Hot on the heels of one of its most profitable years ever and the stunning paradigm shift of licensing WWE Network to Peacock, WWE and its new senior management team led by president Nick Khan unveiled in WWE’s first quarter 2021 earnings call what will be driving its growth for years to come: international digital expansion.
Speaking on the call with analysts, Khan mentioned two areas for international expansion. The first was the success WWE had with Wrestlemania airing on Peacock for the first time this April, versus the typical experience on WWE Network. The WWE spectacle helped drive subscriptions to Peacock; the success of licensing it exclusively to a broader, general entertainment platform is something WWE will now explore with international territories.
(As an aside, this is an example of the value-add phenomenon VIP explored with soccer rights on general entertainment SVODs versus niche streamers.)
During the investor Q&A, Khan mentioned that WWE’s focus is international-based, and there is a real push to monetize the vast international following WWE has. Data provided by social video analytics firm Tubular Labs to VIP shows just how ripe this opportunity is for WWE.

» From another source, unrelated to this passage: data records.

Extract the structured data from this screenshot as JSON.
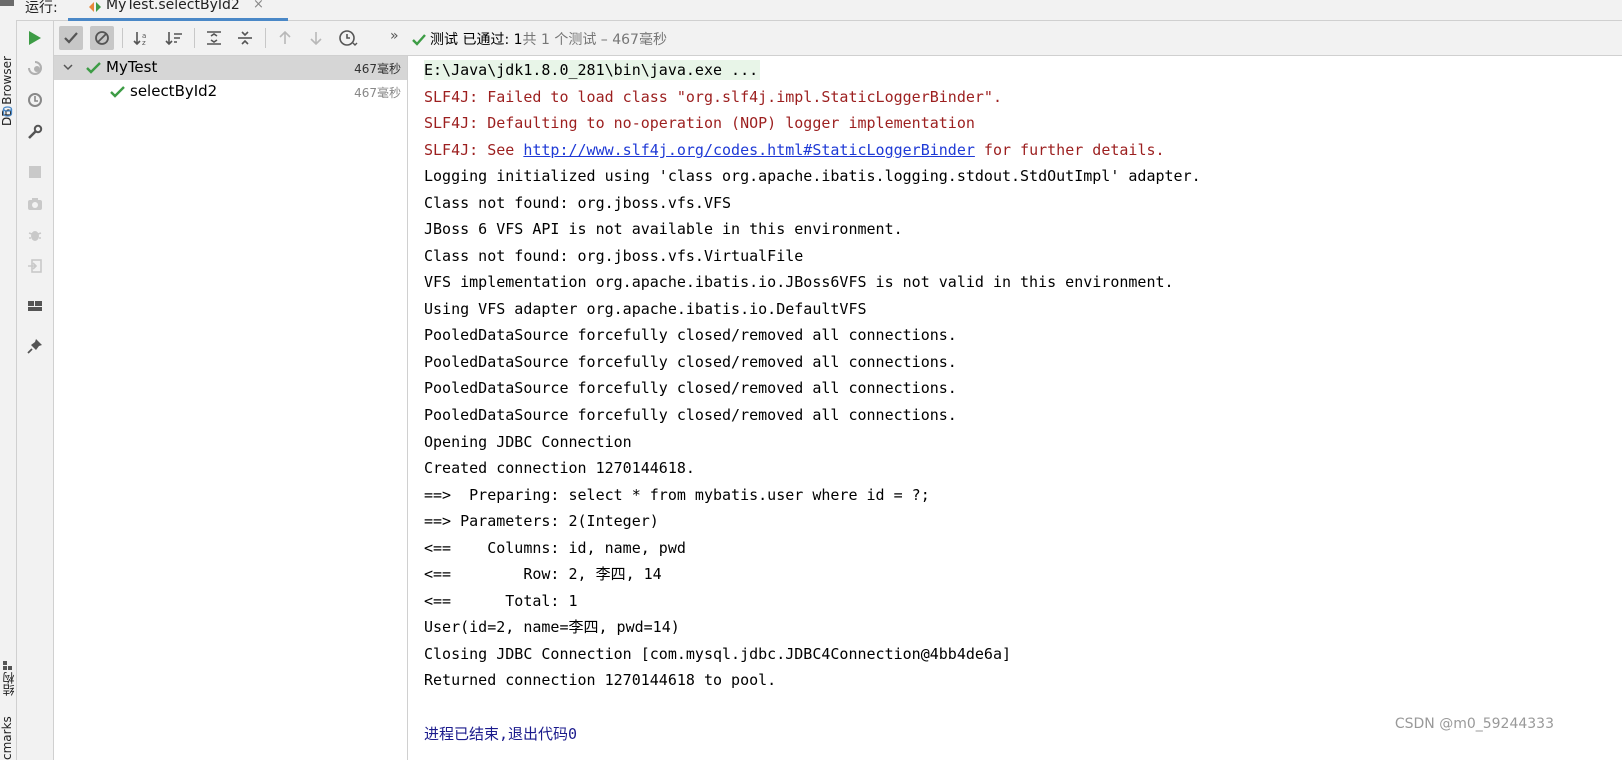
{
  "side_strip": {
    "db_browser_label": "DB Browser",
    "structure_label": "结构",
    "bookmarks_label": "cmarks"
  },
  "run_tab": {
    "run_label": "运行:",
    "tab_name": "MyTest.selectById2",
    "close_glyph": "×"
  },
  "toolbar": {
    "status_passed": "测试 已通过: 1",
    "status_rest": "共 1 个测试 – 467毫秒",
    "more_glyph": "»"
  },
  "tree": {
    "items": [
      {
        "name": "MyTest",
        "time": "467毫秒"
      },
      {
        "name": "selectById2",
        "time": "467毫秒"
      }
    ]
  },
  "console": {
    "cmd": "E:\\Java\\jdk1.8.0_281\\bin\\java.exe ...",
    "err1": "SLF4J: Failed to load class \"org.slf4j.impl.StaticLoggerBinder\".",
    "err2": "SLF4J: Defaulting to no-operation (NOP) logger implementation",
    "err3_pre": "SLF4J: See ",
    "err3_link": "http://www.slf4j.org/codes.html#StaticLoggerBinder",
    "err3_post": " for further details.",
    "lines": [
      "Logging initialized using 'class org.apache.ibatis.logging.stdout.StdOutImpl' adapter.",
      "Class not found: org.jboss.vfs.VFS",
      "JBoss 6 VFS API is not available in this environment.",
      "Class not found: org.jboss.vfs.VirtualFile",
      "VFS implementation org.apache.ibatis.io.JBoss6VFS is not valid in this environment.",
      "Using VFS adapter org.apache.ibatis.io.DefaultVFS",
      "PooledDataSource forcefully closed/removed all connections.",
      "PooledDataSource forcefully closed/removed all connections.",
      "PooledDataSource forcefully closed/removed all connections.",
      "PooledDataSource forcefully closed/removed all connections.",
      "Opening JDBC Connection",
      "Created connection 1270144618.",
      "==>  Preparing: select * from mybatis.user where id = ?;",
      "==> Parameters: 2(Integer)",
      "<==    Columns: id, name, pwd",
      "<==        Row: 2, 李四, 14",
      "<==      Total: 1",
      "User(id=2, name=李四, pwd=14)",
      "Closing JDBC Connection [com.mysql.jdbc.JDBC4Connection@4bb4de6a]",
      "Returned connection 1270144618 to pool."
    ],
    "exit_line": "进程已结束,退出代码0"
  },
  "watermark": "CSDN @m0_59244333",
  "colors": {
    "pass_green": "#3d9c45",
    "error_red": "#9c1f1f",
    "link_blue": "#1f3ad6",
    "tab_underline": "#4a88c7"
  }
}
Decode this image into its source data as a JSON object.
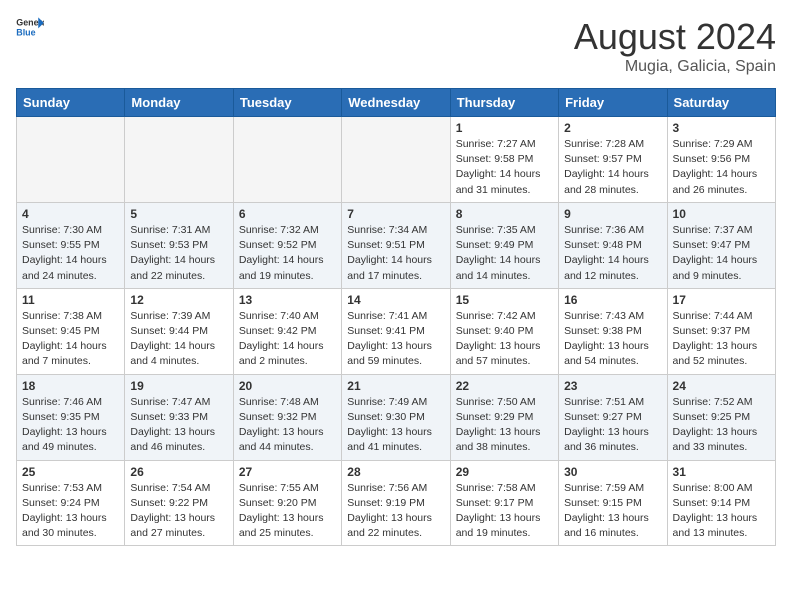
{
  "header": {
    "logo_general": "General",
    "logo_blue": "Blue",
    "month_year": "August 2024",
    "location": "Mugia, Galicia, Spain"
  },
  "days_of_week": [
    "Sunday",
    "Monday",
    "Tuesday",
    "Wednesday",
    "Thursday",
    "Friday",
    "Saturday"
  ],
  "weeks": [
    [
      {
        "day": "",
        "empty": true
      },
      {
        "day": "",
        "empty": true
      },
      {
        "day": "",
        "empty": true
      },
      {
        "day": "",
        "empty": true
      },
      {
        "day": "1",
        "sunrise": "7:27 AM",
        "sunset": "9:58 PM",
        "daylight": "14 hours and 31 minutes."
      },
      {
        "day": "2",
        "sunrise": "7:28 AM",
        "sunset": "9:57 PM",
        "daylight": "14 hours and 28 minutes."
      },
      {
        "day": "3",
        "sunrise": "7:29 AM",
        "sunset": "9:56 PM",
        "daylight": "14 hours and 26 minutes."
      }
    ],
    [
      {
        "day": "4",
        "sunrise": "7:30 AM",
        "sunset": "9:55 PM",
        "daylight": "14 hours and 24 minutes."
      },
      {
        "day": "5",
        "sunrise": "7:31 AM",
        "sunset": "9:53 PM",
        "daylight": "14 hours and 22 minutes."
      },
      {
        "day": "6",
        "sunrise": "7:32 AM",
        "sunset": "9:52 PM",
        "daylight": "14 hours and 19 minutes."
      },
      {
        "day": "7",
        "sunrise": "7:34 AM",
        "sunset": "9:51 PM",
        "daylight": "14 hours and 17 minutes."
      },
      {
        "day": "8",
        "sunrise": "7:35 AM",
        "sunset": "9:49 PM",
        "daylight": "14 hours and 14 minutes."
      },
      {
        "day": "9",
        "sunrise": "7:36 AM",
        "sunset": "9:48 PM",
        "daylight": "14 hours and 12 minutes."
      },
      {
        "day": "10",
        "sunrise": "7:37 AM",
        "sunset": "9:47 PM",
        "daylight": "14 hours and 9 minutes."
      }
    ],
    [
      {
        "day": "11",
        "sunrise": "7:38 AM",
        "sunset": "9:45 PM",
        "daylight": "14 hours and 7 minutes."
      },
      {
        "day": "12",
        "sunrise": "7:39 AM",
        "sunset": "9:44 PM",
        "daylight": "14 hours and 4 minutes."
      },
      {
        "day": "13",
        "sunrise": "7:40 AM",
        "sunset": "9:42 PM",
        "daylight": "14 hours and 2 minutes."
      },
      {
        "day": "14",
        "sunrise": "7:41 AM",
        "sunset": "9:41 PM",
        "daylight": "13 hours and 59 minutes."
      },
      {
        "day": "15",
        "sunrise": "7:42 AM",
        "sunset": "9:40 PM",
        "daylight": "13 hours and 57 minutes."
      },
      {
        "day": "16",
        "sunrise": "7:43 AM",
        "sunset": "9:38 PM",
        "daylight": "13 hours and 54 minutes."
      },
      {
        "day": "17",
        "sunrise": "7:44 AM",
        "sunset": "9:37 PM",
        "daylight": "13 hours and 52 minutes."
      }
    ],
    [
      {
        "day": "18",
        "sunrise": "7:46 AM",
        "sunset": "9:35 PM",
        "daylight": "13 hours and 49 minutes."
      },
      {
        "day": "19",
        "sunrise": "7:47 AM",
        "sunset": "9:33 PM",
        "daylight": "13 hours and 46 minutes."
      },
      {
        "day": "20",
        "sunrise": "7:48 AM",
        "sunset": "9:32 PM",
        "daylight": "13 hours and 44 minutes."
      },
      {
        "day": "21",
        "sunrise": "7:49 AM",
        "sunset": "9:30 PM",
        "daylight": "13 hours and 41 minutes."
      },
      {
        "day": "22",
        "sunrise": "7:50 AM",
        "sunset": "9:29 PM",
        "daylight": "13 hours and 38 minutes."
      },
      {
        "day": "23",
        "sunrise": "7:51 AM",
        "sunset": "9:27 PM",
        "daylight": "13 hours and 36 minutes."
      },
      {
        "day": "24",
        "sunrise": "7:52 AM",
        "sunset": "9:25 PM",
        "daylight": "13 hours and 33 minutes."
      }
    ],
    [
      {
        "day": "25",
        "sunrise": "7:53 AM",
        "sunset": "9:24 PM",
        "daylight": "13 hours and 30 minutes."
      },
      {
        "day": "26",
        "sunrise": "7:54 AM",
        "sunset": "9:22 PM",
        "daylight": "13 hours and 27 minutes."
      },
      {
        "day": "27",
        "sunrise": "7:55 AM",
        "sunset": "9:20 PM",
        "daylight": "13 hours and 25 minutes."
      },
      {
        "day": "28",
        "sunrise": "7:56 AM",
        "sunset": "9:19 PM",
        "daylight": "13 hours and 22 minutes."
      },
      {
        "day": "29",
        "sunrise": "7:58 AM",
        "sunset": "9:17 PM",
        "daylight": "13 hours and 19 minutes."
      },
      {
        "day": "30",
        "sunrise": "7:59 AM",
        "sunset": "9:15 PM",
        "daylight": "13 hours and 16 minutes."
      },
      {
        "day": "31",
        "sunrise": "8:00 AM",
        "sunset": "9:14 PM",
        "daylight": "13 hours and 13 minutes."
      }
    ]
  ]
}
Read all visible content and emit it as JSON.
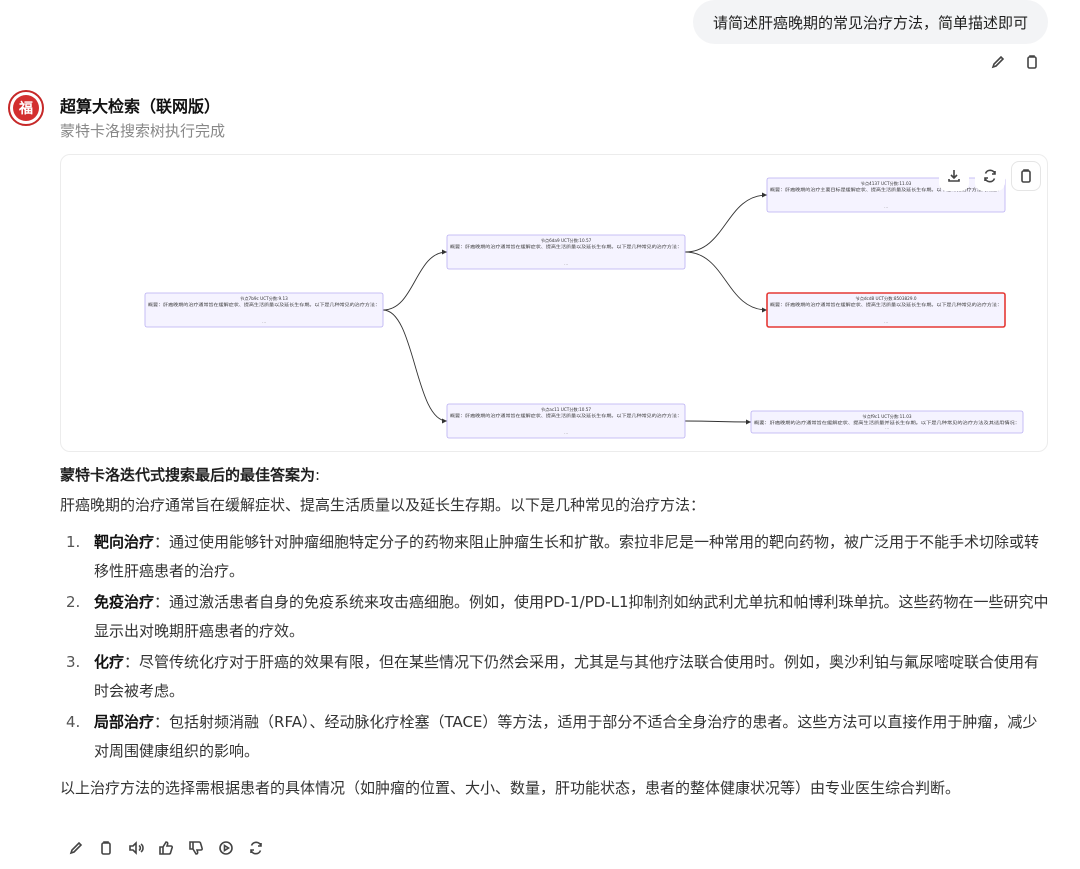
{
  "user_message": "请简述肝癌晚期的常见治疗方法，简单描述即可",
  "user_actions": [
    {
      "name": "edit-icon"
    },
    {
      "name": "copy-icon"
    }
  ],
  "bot": {
    "name": "超算大检索（联网版）",
    "avatar_text": "福",
    "status": "蒙特卡洛搜索树执行完成"
  },
  "tree": {
    "tools": [
      "download-icon",
      "refresh-icon",
      "copy-icon"
    ],
    "nodes": [
      {
        "id": "root",
        "title": "节点7b9c UCT分数:9.13",
        "body": "概要：肝癌晚期的治疗通常旨在缓解症状、提高生活质量以及延长生存期。以下是几种常见的治疗方法：",
        "highlight": false
      },
      {
        "id": "a",
        "title": "节点6da9 UCT分数:10.57",
        "body": "概要：肝癌晚期的治疗通常旨在缓解症状、提高生活质量以及延长生存期。以下是几种常见的治疗方法：",
        "highlight": false
      },
      {
        "id": "b",
        "title": "节点ac11 UCT分数:10.57",
        "body": "概要：肝癌晚期的治疗通常旨在缓解症状、提高生活质量以及延长生存期。以下是几种常见的治疗方法：",
        "highlight": false
      },
      {
        "id": "a1",
        "title": "节点4137 UCT分数:11.03",
        "body": "概要：肝癌晚期的治疗主要目标是缓解症状、提高生活质量及延长生存期。以下是常见治疗方法的概述：",
        "highlight": false
      },
      {
        "id": "a2",
        "title": "节点dcd8 UCT分数:8503829.0",
        "body": "概要：肝癌晚期的治疗通常旨在缓解症状、提高生活质量以及延长生存期。以下是几种常见的治疗方法：",
        "highlight": true
      },
      {
        "id": "b1",
        "title": "节点f9c1 UCT分数:11.03",
        "body": "概要：肝癌晚期的治疗通常旨在缓解症状、提高生活质量并延长生存期。以下是几种常见的治疗方法及其适用情况：",
        "highlight": false
      }
    ],
    "colors": {
      "node_bg": "#f5f3ff",
      "node_border": "#b9aef2",
      "highlight_border": "#e53935",
      "edge": "#333333"
    }
  },
  "answer": {
    "heading": "蒙特卡洛迭代式搜索最后的最佳答案为",
    "heading_suffix": ":",
    "intro": "肝癌晚期的治疗通常旨在缓解症状、提高生活质量以及延长生存期。以下是几种常见的治疗方法：",
    "items": [
      {
        "num": "1.",
        "title": "靶向治疗",
        "text": "：通过使用能够针对肿瘤细胞特定分子的药物来阻止肿瘤生长和扩散。索拉非尼是一种常用的靶向药物，被广泛用于不能手术切除或转移性肝癌患者的治疗。"
      },
      {
        "num": "2.",
        "title": "免疫治疗",
        "text": "：通过激活患者自身的免疫系统来攻击癌细胞。例如，使用PD-1/PD-L1抑制剂如纳武利尤单抗和帕博利珠单抗。这些药物在一些研究中显示出对晚期肝癌患者的疗效。"
      },
      {
        "num": "3.",
        "title": "化疗",
        "text": "：尽管传统化疗对于肝癌的效果有限，但在某些情况下仍然会采用，尤其是与其他疗法联合使用时。例如，奥沙利铂与氟尿嘧啶联合使用有时会被考虑。"
      },
      {
        "num": "4.",
        "title": "局部治疗",
        "text": "：包括射频消融（RFA）、经动脉化疗栓塞（TACE）等方法，适用于部分不适合全身治疗的患者。这些方法可以直接作用于肿瘤，减少对周围健康组织的影响。"
      }
    ],
    "conclusion": "以上治疗方法的选择需根据患者的具体情况（如肿瘤的位置、大小、数量，肝功能状态，患者的整体健康状况等）由专业医生综合判断。"
  },
  "bottom_actions": [
    "edit-icon",
    "copy-icon",
    "speaker-icon",
    "thumbs-up-icon",
    "thumbs-down-icon",
    "play-icon",
    "regenerate-icon"
  ]
}
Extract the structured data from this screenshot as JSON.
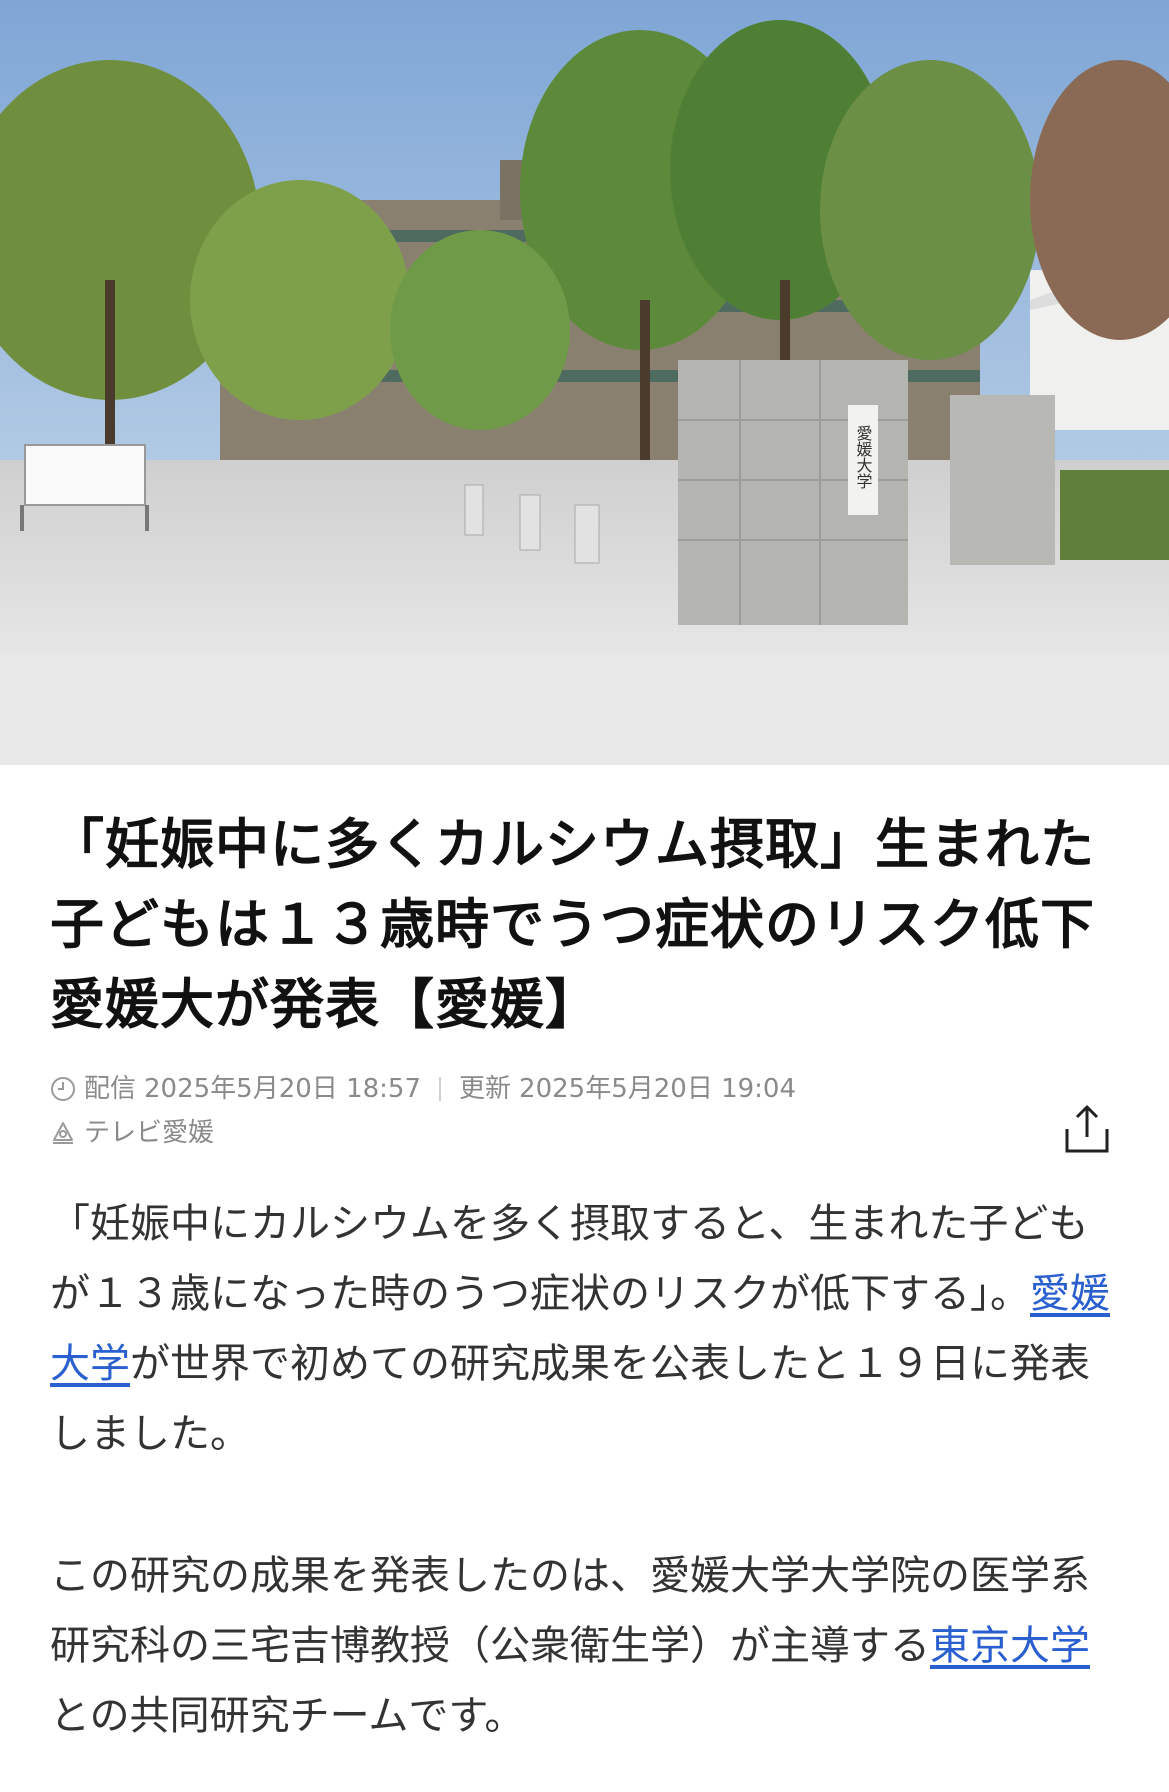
{
  "hero": {
    "image_name": "ehime-university-main-gate-photo",
    "sign_text": "愛媛大学"
  },
  "article": {
    "headline": "「妊娠中に多くカルシウム摂取」生まれた子どもは１３歳時でうつ症状のリスク低下　愛媛大が発表【愛媛】",
    "published_label": "配信",
    "published_date": "2025年5月20日 18:57",
    "updated_label": "更新",
    "updated_date": "2025年5月20日 19:04",
    "source": "テレビ愛媛",
    "paragraph1": {
      "pre": "「妊娠中にカルシウムを多く摂取すると、生まれた子どもが１３歳になった時のうつ症状のリスクが低下する」。",
      "link": "愛媛大学",
      "post": "が世界で初めての研究成果を公表したと１９日に発表しました。"
    },
    "paragraph2": {
      "pre": "この研究の成果を発表したのは、愛媛大学大学院の医学系研究科の三宅吉博教授（公衆衛生学）が主導する",
      "link": "東京大学",
      "post": "との共同研究チームです。"
    }
  },
  "colors": {
    "link": "#2a5fcf",
    "meta_text": "#8a8a8a",
    "headline": "#111111",
    "body": "#333333"
  },
  "icons": [
    "clock-icon",
    "source-icon",
    "share-icon"
  ]
}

In terms of both global unique channel views and monthly minutes watched on YouTube, WWE towers above all other major U.S. sports. While the NFL and NBA have had some success with the U.K.’s swing to American culture, only the WWE, popular in the U.K since the 1980s, sees truly global interest. There is clear demand for the product, which makes the strategy to attempt to monetize this a serious consideration, unlike say, MLB’s attempt to crack the U.K.
The Q1 earnings call was notable for the acceptance among participants — WWE officials and Wall Street analysts — that the TV ratings aren’t even worth discussing deeply anymore. Ratings haven’t even been included in the investor presentations since Q2 of last year, which is a shame, as Fox’s “Smackdown” is actually up, by 7.5%, in total weekly household viewers, per exclusive data provided to VIP by analytics firm Samba TV.
Flagship “WWE Raw” on USA was down year-over-year, though, by -28.4%. As a note, VIP analyzed monthly data across the first three months of 2021, all of which showed similar patterns to the above, but displayed the most recent week available for graphical clarity.
On the topic of TV, Khan mentioned that the recent NFL and NHL rights increases point to a world that values live sports and entertainment even when ratings are declining, and that rights will become package deals going forward. In other words, don’t expect the digital rights for “Smackdown” and “Raw” to be on Hulu much longer, with Tubi and Peacock likely to become the U.S. streaming homes for the shows.